The CuratOR surgical panels are centrepieces of the installations. They facilitate the administration of patient data, control of external devices or the transmission of image- and sound signals.Matthias Lubkowitz
The company’s new division for operating theatre (OT) solutions is aimed at advancing technological networking in the OT. Matthias Lubkowitz, the company’s Vice President of this division, reports on the new requirements for intelligent operating theatre technology.
Speaking of the multitude of data generated in today’s hospitals – data from MRI and CT scans, endoscopy videos and electronic patient files – Matthias Lubkowitz pointed out that many hospitals ‘… make do with PCs on mobile technology trolleys, with the respective logistics, space and hygiene problems this causes’.
Eizo GmbH, OR Solutions, offers monitors, video management and data transmission technology from one source,’ he explains. ‘The CuratOR surgical panels are centrepieces of the installations. They facilitate the administration of patient data, control of external devices or the transmission of image- and sound signals. The user or clinician respectively perceives the surgical panels as wall-mounted monitors with PC systems. Additionally, so-called monitor suspension systems or satellite monitors stream the required information to all relevant locations in the operating theatre or elsewhere.’
How do the surgical panels work?
‘The user decides what can be seen on the monitors. The CuratOR Caliop software, named after one of the nine muses in Greek mythology, allows the user to select the information required for each monitor. Not only that – the screen can be divided into several segments, so that all image sources, ranging from MRI or CT scans and digital X-rays, from the patient file to live images from the endoscope, ultrasound or surgical cameras, to the display of vital parameters, can be displayed in selected combinations.
‘During surgery an operating theatre nurse usually controls the surgical panels. Depending on instructions received from the surgeon the nurse selects images for display on the monitors. The documentation can also be done via the surgical panels, such as information about which material is being used or whether complications occurred.
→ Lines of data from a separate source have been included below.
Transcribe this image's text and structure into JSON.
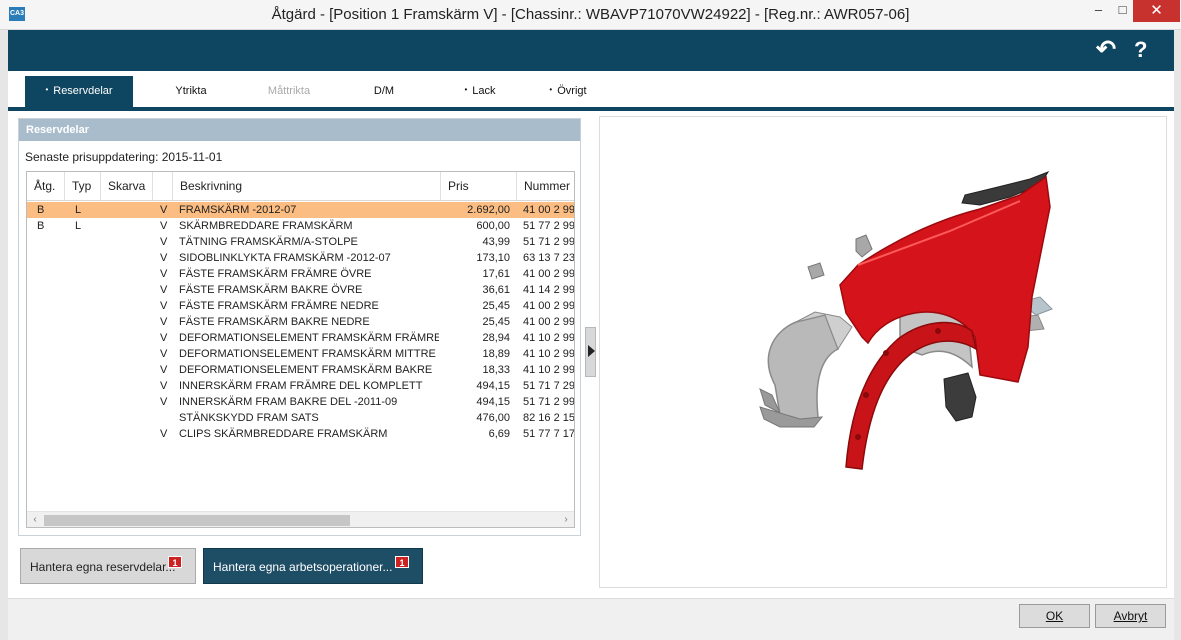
{
  "window": {
    "app_icon_text": "CA3",
    "title": "Åtgärd - [Position 1 Framskärm V] - [Chassinr.: WBAVP71070VW24922] -  [Reg.nr.: AWR057-06]",
    "min_glyph": "–",
    "max_glyph": "□",
    "close_glyph": "✕"
  },
  "header": {
    "undo_glyph": "↶",
    "help_glyph": "?"
  },
  "tabs": [
    {
      "label": "Reservdelar",
      "state": "active",
      "dot": "•"
    },
    {
      "label": "Ytrikta",
      "state": "normal",
      "dot": ""
    },
    {
      "label": "Måttrikta",
      "state": "disabled",
      "dot": ""
    },
    {
      "label": "D/M",
      "state": "normal",
      "dot": ""
    },
    {
      "label": "Lack",
      "state": "normal",
      "dot": "•"
    },
    {
      "label": "Övrigt",
      "state": "normal",
      "dot": "•"
    }
  ],
  "parts_panel": {
    "header": "Reservdelar",
    "price_update": "Senaste prisuppdatering: 2015-11-01",
    "columns": {
      "atg": "Åtg.",
      "typ": "Typ",
      "skarva": "Skarva",
      "v": "",
      "desc": "Beskrivning",
      "pris": "Pris",
      "num": "Nummer"
    },
    "rows": [
      {
        "atg": "B",
        "typ": "L",
        "v": "V",
        "desc": "FRAMSKÄRM -2012-07",
        "pris": "2.692,00",
        "num": "41 00 2 99",
        "selected": true
      },
      {
        "atg": "B",
        "typ": "L",
        "v": "V",
        "desc": "SKÄRMBREDDARE FRAMSKÄRM",
        "pris": "600,00",
        "num": "51 77 2 99",
        "selected": false
      },
      {
        "atg": "",
        "typ": "",
        "v": "V",
        "desc": "TÄTNING FRAMSKÄRM/A-STOLPE",
        "pris": "43,99",
        "num": "51 71 2 99",
        "selected": false
      },
      {
        "atg": "",
        "typ": "",
        "v": "V",
        "desc": "SIDOBLINKLYKTA FRAMSKÄRM -2012-07",
        "pris": "173,10",
        "num": "63 13 7 23",
        "selected": false
      },
      {
        "atg": "",
        "typ": "",
        "v": "V",
        "desc": "FÄSTE FRAMSKÄRM FRÄMRE ÖVRE",
        "pris": "17,61",
        "num": "41 00 2 99",
        "selected": false
      },
      {
        "atg": "",
        "typ": "",
        "v": "V",
        "desc": "FÄSTE FRAMSKÄRM BAKRE ÖVRE",
        "pris": "36,61",
        "num": "41 14 2 99",
        "selected": false
      },
      {
        "atg": "",
        "typ": "",
        "v": "V",
        "desc": "FÄSTE FRAMSKÄRM FRÄMRE NEDRE",
        "pris": "25,45",
        "num": "41 00 2 99",
        "selected": false
      },
      {
        "atg": "",
        "typ": "",
        "v": "V",
        "desc": "FÄSTE FRAMSKÄRM BAKRE NEDRE",
        "pris": "25,45",
        "num": "41 00 2 99",
        "selected": false
      },
      {
        "atg": "",
        "typ": "",
        "v": "V",
        "desc": "DEFORMATIONSELEMENT FRAMSKÄRM FRÄMRE",
        "pris": "28,94",
        "num": "41 10 2 99",
        "selected": false
      },
      {
        "atg": "",
        "typ": "",
        "v": "V",
        "desc": "DEFORMATIONSELEMENT FRAMSKÄRM MITTRE",
        "pris": "18,89",
        "num": "41 10 2 99",
        "selected": false
      },
      {
        "atg": "",
        "typ": "",
        "v": "V",
        "desc": "DEFORMATIONSELEMENT FRAMSKÄRM BAKRE",
        "pris": "18,33",
        "num": "41 10 2 99",
        "selected": false
      },
      {
        "atg": "",
        "typ": "",
        "v": "V",
        "desc": "INNERSKÄRM FRAM FRÄMRE DEL KOMPLETT",
        "pris": "494,15",
        "num": "51 71 7 29",
        "selected": false
      },
      {
        "atg": "",
        "typ": "",
        "v": "V",
        "desc": "INNERSKÄRM FRAM BAKRE DEL -2011-09",
        "pris": "494,15",
        "num": "51 71 2 99",
        "selected": false
      },
      {
        "atg": "",
        "typ": "",
        "v": "",
        "desc": "STÄNKSKYDD FRAM SATS",
        "pris": "476,00",
        "num": "82 16 2 15",
        "selected": false
      },
      {
        "atg": "",
        "typ": "",
        "v": "V",
        "desc": "CLIPS SKÄRMBREDDARE FRAMSKÄRM",
        "pris": "6,69",
        "num": "51 77 7 17",
        "selected": false
      }
    ],
    "scroll_left": "‹",
    "scroll_right": "›"
  },
  "buttons": {
    "manage_parts": "Hantera egna reservdelar...",
    "manage_parts_badge": "1",
    "manage_ops": "Hantera egna arbetsoperationer...",
    "manage_ops_badge": "1"
  },
  "footer": {
    "ok": "OK",
    "cancel": "Avbryt"
  },
  "colors": {
    "accent": "#0e4560",
    "selected_row": "#fbbd82",
    "fender_red": "#d4141a"
  }
}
A nurse usually loads the data into the hospital information system. ‘The customer normally decides on specific settings for different operating theatre situations, so-called pre-sets. These pre-sets can be selected based on the type of surgery, the location and even on the individual. Indeed, the system can even be configured according to an individual surgeon’s ideas.’
How many different sources can the system include?
‘The system can receive and transmit the most varied types of media signals. It’s so flexible that we can configure it specifically around our customers’ desires and requirements. All this is made possible by the technology that runs in the background. The central element of control is known as the large monitor manager. This important yet unimposing piece of equipment will be located in the technology room.
‘We differentiate between front and back end, with the customer mostly exposed to the front end. The entire system is independent of modalities and therefore compatible with equipment from different manufacturers, and it can process all known analogue and digital signals.’
Why has Eizo entered the systems solutions field?
‘Our company has been known as a provider of high end monitors for more than 50 years,’ Lubkowitz reflected, and listed some of their presence in renowned design agencies, air traffic control centres, aerospace setups and the automotive industry. ‘In 2002 we made the move into the sensitive world of medicine and developed high quality monitors in cooperation with doctors, IT specialists and specialists in medical technology. With the CuratOR, Eizo is now moving into the field of solution providers.
‘We offer system solutions for the operating theatre or, put even better, for the operating theatre of tomorrow. With our modular structure we are not only able to equip new settings with a complete infrastructure but also to adapt to existing environments. We have seen that the requirements in the operating theatre, and in the world of medicine as a whole, including all the IT networking, have become very complex. Whilst other, larger providers often feature complete solutions in their range we have designed our software very flexibly so that individual elements also can be easily adapted around the interfaces.’
How does this new division fit into the company?
‘Flexibility is something that’s also a feature of the corporate structure at Eizo. The company was founded in Japan in 1968, but is active worldwide. Our individual companies can act relatively independently of one another and are particularly adept at reacting promptly in project business. This is part of the reason behind our company’s success. The different mainstays deliver their expertise, allowing us to fall back on a multitude of competencies for high-end monitors and information technology as well as for customised solutions and the industry. ‘This,’ he concludes, ‘is very helpful when new ventures such as ours are being launched.’
Matthias Lubkowitz is Vice President of the Eizo GmbH | OR Solution division. With a diploma in media technologies he worked as a research assistant at the Fraunhofer Institute, followed by a role at Bosch and later Panasonic, before entering the medical sphere in which he continues to operate today.